Assignment –
Only lines containing "icon" are wanted from the data below. Copy those lines.

(Dataset rows for apps and sites)
────────

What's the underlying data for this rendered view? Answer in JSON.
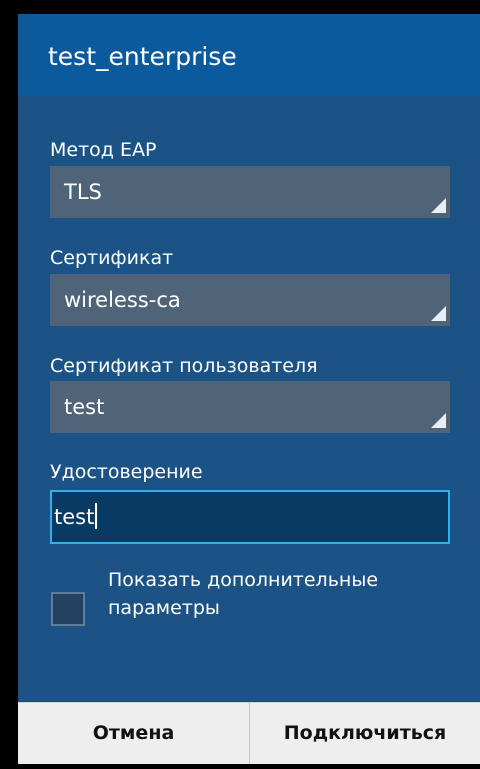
{
  "dialog": {
    "title": "test_enterprise"
  },
  "fields": {
    "eap_method": {
      "label": "Метод EAP",
      "value": "TLS"
    },
    "ca_certificate": {
      "label": "Сертификат",
      "value": "wireless-ca"
    },
    "user_certificate": {
      "label": "Сертификат пользователя",
      "value": "test"
    },
    "identity": {
      "label": "Удостоверение",
      "value": "test"
    }
  },
  "advanced": {
    "checked": false,
    "label": "Показать дополнительные параметры"
  },
  "buttons": {
    "cancel": "Отмена",
    "connect": "Подключиться"
  },
  "colors": {
    "dialog_background": "#1b5387",
    "title_bar": "#0c5a9e",
    "spinner": "#4f6479",
    "input_focus_border": "#38aee8",
    "button_bar": "#eeeeee"
  }
}
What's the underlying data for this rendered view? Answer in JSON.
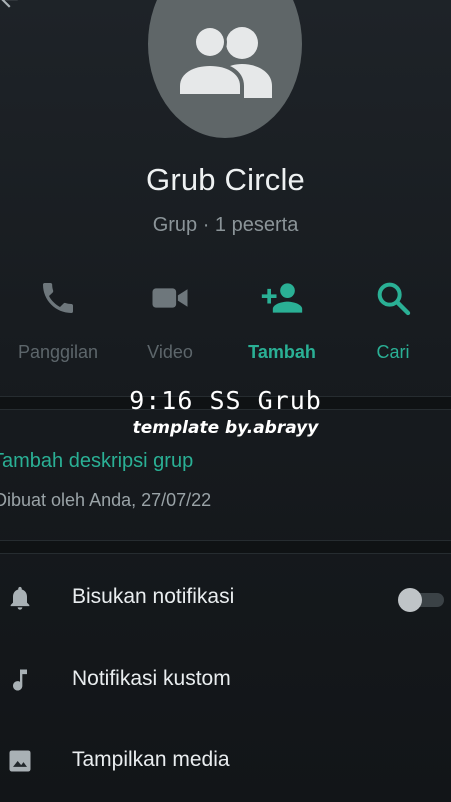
{
  "group": {
    "name": "Grub Circle",
    "subtitle": "Grup · 1 peserta"
  },
  "actions": [
    {
      "label": "Panggilan",
      "icon": "phone-icon"
    },
    {
      "label": "Video",
      "icon": "video-camera-icon"
    },
    {
      "label": "Tambah",
      "icon": "add-person-icon"
    },
    {
      "label": "Cari",
      "icon": "search-icon"
    }
  ],
  "overlay": {
    "title": "9:16 SS Grub",
    "subtitle": "template by.abrayy"
  },
  "description": {
    "add_link": "Tambah deskripsi grup",
    "created_by": "Dibuat oleh Anda, 27/07/22"
  },
  "settings": [
    {
      "label": "Bisukan notifikasi",
      "icon": "bell-icon"
    },
    {
      "label": "Notifikasi kustom",
      "icon": "music-note-icon"
    },
    {
      "label": "Tampilkan media",
      "icon": "image-icon"
    }
  ],
  "colors": {
    "accent": "#2ab095",
    "background": "#171b1f",
    "avatar": "#5f6668"
  }
}
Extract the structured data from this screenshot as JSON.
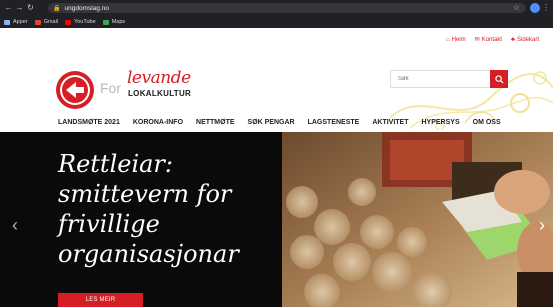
{
  "browser": {
    "url": "ungdomslag.no",
    "bookmarks": [
      {
        "label": "Apper",
        "color": "#8ab4f8"
      },
      {
        "label": "Gmail",
        "color": "#ea4335"
      },
      {
        "label": "YouTube",
        "color": "#ff0000"
      },
      {
        "label": "Maps",
        "color": "#34a853"
      }
    ]
  },
  "topnav": {
    "home": "Heim",
    "contact": "Kontakt",
    "sitemap": "Sidekart"
  },
  "logo": {
    "for": "For",
    "levande": "levande",
    "lokalkultur": "LOKALKULTUR"
  },
  "search": {
    "placeholder": "Søk"
  },
  "mainnav": [
    "LANDSMØTE 2021",
    "KORONA-INFO",
    "NETTMØTE",
    "SØK PENGAR",
    "LAGSTENESTE",
    "AKTIVITET",
    "HYPERSYS",
    "OM OSS"
  ],
  "hero": {
    "title_lines": [
      "Rettleiar:",
      "smittevern for",
      "frivillige",
      "organisasjonar"
    ],
    "read_more": "LES MEIR"
  },
  "colors": {
    "brand_red": "#d61e25",
    "accent_yellow": "#f3e7a3"
  }
}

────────

Answer to this task –
      "icon": "phone-icon"
      "icon": "video-camera-icon"
      "icon": "add-person-icon"
      "icon": "search-icon"
      "icon": "bell-icon"
      "icon": "music-note-icon"
      "icon": "image-icon"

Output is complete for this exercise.